* _Data extract_

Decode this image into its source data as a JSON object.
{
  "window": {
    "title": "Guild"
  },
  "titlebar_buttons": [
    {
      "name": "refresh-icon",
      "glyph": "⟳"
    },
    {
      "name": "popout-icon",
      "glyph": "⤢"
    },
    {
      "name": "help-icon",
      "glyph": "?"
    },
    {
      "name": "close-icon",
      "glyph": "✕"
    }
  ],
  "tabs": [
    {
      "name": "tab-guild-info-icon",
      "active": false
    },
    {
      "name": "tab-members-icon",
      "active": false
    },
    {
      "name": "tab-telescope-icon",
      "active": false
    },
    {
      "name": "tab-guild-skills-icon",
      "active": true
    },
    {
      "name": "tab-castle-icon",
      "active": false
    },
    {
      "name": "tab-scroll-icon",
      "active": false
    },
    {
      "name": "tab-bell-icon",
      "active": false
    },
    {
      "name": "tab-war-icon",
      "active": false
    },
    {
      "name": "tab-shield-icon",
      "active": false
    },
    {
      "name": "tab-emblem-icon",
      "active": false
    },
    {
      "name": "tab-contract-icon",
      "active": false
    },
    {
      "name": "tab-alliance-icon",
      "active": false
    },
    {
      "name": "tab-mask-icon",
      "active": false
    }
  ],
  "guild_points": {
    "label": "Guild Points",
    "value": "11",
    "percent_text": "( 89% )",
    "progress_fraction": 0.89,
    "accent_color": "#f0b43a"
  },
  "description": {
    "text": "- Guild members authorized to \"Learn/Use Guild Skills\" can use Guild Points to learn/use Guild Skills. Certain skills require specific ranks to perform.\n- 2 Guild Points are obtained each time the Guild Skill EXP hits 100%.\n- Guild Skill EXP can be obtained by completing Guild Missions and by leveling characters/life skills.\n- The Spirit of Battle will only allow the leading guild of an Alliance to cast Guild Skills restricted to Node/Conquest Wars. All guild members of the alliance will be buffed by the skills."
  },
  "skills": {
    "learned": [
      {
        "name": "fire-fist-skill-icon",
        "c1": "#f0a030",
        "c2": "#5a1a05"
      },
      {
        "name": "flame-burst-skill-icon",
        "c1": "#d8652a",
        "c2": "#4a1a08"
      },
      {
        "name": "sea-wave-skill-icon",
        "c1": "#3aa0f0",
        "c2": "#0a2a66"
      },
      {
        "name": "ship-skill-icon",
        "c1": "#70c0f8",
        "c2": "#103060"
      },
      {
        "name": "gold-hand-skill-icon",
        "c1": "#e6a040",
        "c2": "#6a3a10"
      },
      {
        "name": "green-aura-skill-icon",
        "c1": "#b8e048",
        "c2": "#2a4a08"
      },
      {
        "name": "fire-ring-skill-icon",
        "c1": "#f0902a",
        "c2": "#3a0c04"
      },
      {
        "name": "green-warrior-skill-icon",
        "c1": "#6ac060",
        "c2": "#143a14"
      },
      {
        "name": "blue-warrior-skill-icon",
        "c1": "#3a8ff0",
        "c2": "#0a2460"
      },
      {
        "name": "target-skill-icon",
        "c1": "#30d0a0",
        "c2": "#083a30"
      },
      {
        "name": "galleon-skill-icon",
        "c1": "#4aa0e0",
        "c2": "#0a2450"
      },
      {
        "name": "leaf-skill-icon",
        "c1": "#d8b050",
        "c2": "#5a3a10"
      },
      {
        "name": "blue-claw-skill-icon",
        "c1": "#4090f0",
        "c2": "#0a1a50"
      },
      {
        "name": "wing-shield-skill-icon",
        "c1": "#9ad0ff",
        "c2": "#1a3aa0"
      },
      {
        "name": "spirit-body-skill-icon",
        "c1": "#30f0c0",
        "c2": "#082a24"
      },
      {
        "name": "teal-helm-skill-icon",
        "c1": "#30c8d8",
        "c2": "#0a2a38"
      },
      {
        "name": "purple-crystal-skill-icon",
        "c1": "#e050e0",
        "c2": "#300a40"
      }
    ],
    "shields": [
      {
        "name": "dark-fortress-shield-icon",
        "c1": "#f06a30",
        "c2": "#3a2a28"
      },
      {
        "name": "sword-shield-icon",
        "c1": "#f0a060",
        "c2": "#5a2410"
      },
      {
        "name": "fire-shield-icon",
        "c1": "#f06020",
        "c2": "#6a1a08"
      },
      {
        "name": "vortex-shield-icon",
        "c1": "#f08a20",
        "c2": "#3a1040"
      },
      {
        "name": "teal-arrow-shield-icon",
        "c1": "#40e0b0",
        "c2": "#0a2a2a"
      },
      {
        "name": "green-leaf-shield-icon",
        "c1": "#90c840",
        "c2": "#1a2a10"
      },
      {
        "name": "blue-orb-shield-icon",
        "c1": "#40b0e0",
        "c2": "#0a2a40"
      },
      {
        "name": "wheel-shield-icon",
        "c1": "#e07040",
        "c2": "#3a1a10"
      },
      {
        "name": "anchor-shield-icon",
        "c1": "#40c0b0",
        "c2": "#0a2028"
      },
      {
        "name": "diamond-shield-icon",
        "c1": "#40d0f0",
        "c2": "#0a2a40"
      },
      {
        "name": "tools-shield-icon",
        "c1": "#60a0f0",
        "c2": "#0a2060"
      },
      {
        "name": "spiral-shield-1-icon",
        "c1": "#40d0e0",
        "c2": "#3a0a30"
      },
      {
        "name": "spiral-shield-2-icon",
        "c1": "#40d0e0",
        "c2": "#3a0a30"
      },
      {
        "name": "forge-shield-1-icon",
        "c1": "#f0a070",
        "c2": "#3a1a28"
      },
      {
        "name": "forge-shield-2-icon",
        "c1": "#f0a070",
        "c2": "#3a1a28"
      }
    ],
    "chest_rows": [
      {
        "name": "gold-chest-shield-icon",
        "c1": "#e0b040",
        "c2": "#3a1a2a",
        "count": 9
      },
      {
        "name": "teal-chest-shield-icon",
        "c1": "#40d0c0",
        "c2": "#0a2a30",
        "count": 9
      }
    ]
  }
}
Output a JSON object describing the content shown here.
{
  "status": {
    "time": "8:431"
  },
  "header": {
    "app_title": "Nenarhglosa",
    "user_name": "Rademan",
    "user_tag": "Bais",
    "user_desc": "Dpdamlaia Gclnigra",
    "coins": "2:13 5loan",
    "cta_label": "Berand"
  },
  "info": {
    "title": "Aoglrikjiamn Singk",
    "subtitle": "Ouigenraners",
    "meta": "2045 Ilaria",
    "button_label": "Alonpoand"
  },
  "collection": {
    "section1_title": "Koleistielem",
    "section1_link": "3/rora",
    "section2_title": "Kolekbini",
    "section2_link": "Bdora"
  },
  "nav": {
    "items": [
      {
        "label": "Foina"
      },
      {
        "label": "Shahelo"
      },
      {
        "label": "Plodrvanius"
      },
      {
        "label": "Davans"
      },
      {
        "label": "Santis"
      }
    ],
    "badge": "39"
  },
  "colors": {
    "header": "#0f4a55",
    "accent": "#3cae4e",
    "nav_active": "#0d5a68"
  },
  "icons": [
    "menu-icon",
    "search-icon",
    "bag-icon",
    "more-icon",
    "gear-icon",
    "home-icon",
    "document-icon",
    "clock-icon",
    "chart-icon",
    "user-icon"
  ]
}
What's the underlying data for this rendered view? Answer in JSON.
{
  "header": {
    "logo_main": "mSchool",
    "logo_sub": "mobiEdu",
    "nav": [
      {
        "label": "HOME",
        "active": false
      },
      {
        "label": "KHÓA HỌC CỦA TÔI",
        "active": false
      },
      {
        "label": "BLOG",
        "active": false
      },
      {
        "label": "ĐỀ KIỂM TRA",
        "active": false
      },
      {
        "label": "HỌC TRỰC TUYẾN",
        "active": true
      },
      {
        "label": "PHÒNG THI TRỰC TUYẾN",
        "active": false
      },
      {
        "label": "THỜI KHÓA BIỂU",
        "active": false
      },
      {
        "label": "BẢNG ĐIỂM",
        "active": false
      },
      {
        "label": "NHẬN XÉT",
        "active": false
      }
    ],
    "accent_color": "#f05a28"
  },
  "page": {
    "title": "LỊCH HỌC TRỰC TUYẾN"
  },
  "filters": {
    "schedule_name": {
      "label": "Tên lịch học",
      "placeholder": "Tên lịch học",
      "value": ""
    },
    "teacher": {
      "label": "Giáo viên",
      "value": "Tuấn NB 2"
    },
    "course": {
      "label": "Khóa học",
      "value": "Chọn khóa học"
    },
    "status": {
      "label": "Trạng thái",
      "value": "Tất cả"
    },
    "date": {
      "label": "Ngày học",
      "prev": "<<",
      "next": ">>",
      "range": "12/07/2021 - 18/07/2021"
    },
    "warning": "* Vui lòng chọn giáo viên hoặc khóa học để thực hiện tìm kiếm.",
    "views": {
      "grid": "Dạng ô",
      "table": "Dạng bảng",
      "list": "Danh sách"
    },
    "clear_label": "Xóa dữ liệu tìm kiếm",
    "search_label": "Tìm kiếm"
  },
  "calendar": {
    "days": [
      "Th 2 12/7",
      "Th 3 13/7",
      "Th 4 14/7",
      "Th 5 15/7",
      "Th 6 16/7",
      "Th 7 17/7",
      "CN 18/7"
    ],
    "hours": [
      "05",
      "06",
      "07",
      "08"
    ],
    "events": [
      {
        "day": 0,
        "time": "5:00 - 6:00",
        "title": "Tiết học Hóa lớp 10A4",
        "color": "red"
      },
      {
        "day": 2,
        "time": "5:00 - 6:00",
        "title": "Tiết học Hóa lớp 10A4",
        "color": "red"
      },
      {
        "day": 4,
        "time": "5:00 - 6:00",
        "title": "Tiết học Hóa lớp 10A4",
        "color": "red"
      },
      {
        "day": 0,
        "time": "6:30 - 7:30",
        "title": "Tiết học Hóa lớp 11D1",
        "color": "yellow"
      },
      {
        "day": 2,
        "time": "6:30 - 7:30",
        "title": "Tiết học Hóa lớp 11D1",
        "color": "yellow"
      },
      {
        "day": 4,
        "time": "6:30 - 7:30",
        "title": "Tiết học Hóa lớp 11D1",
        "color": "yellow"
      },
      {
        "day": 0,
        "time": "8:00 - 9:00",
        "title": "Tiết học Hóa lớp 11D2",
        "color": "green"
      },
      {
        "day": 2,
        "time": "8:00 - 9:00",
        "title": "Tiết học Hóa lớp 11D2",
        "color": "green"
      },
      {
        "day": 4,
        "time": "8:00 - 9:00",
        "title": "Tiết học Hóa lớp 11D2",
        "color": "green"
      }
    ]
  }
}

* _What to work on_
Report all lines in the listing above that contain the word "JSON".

* _Answer to the problem_
Decode this image into its source data as a JSON object.
Output a JSON object describing the content shown here.
What's the underlying data for this rendered view? Answer in JSON.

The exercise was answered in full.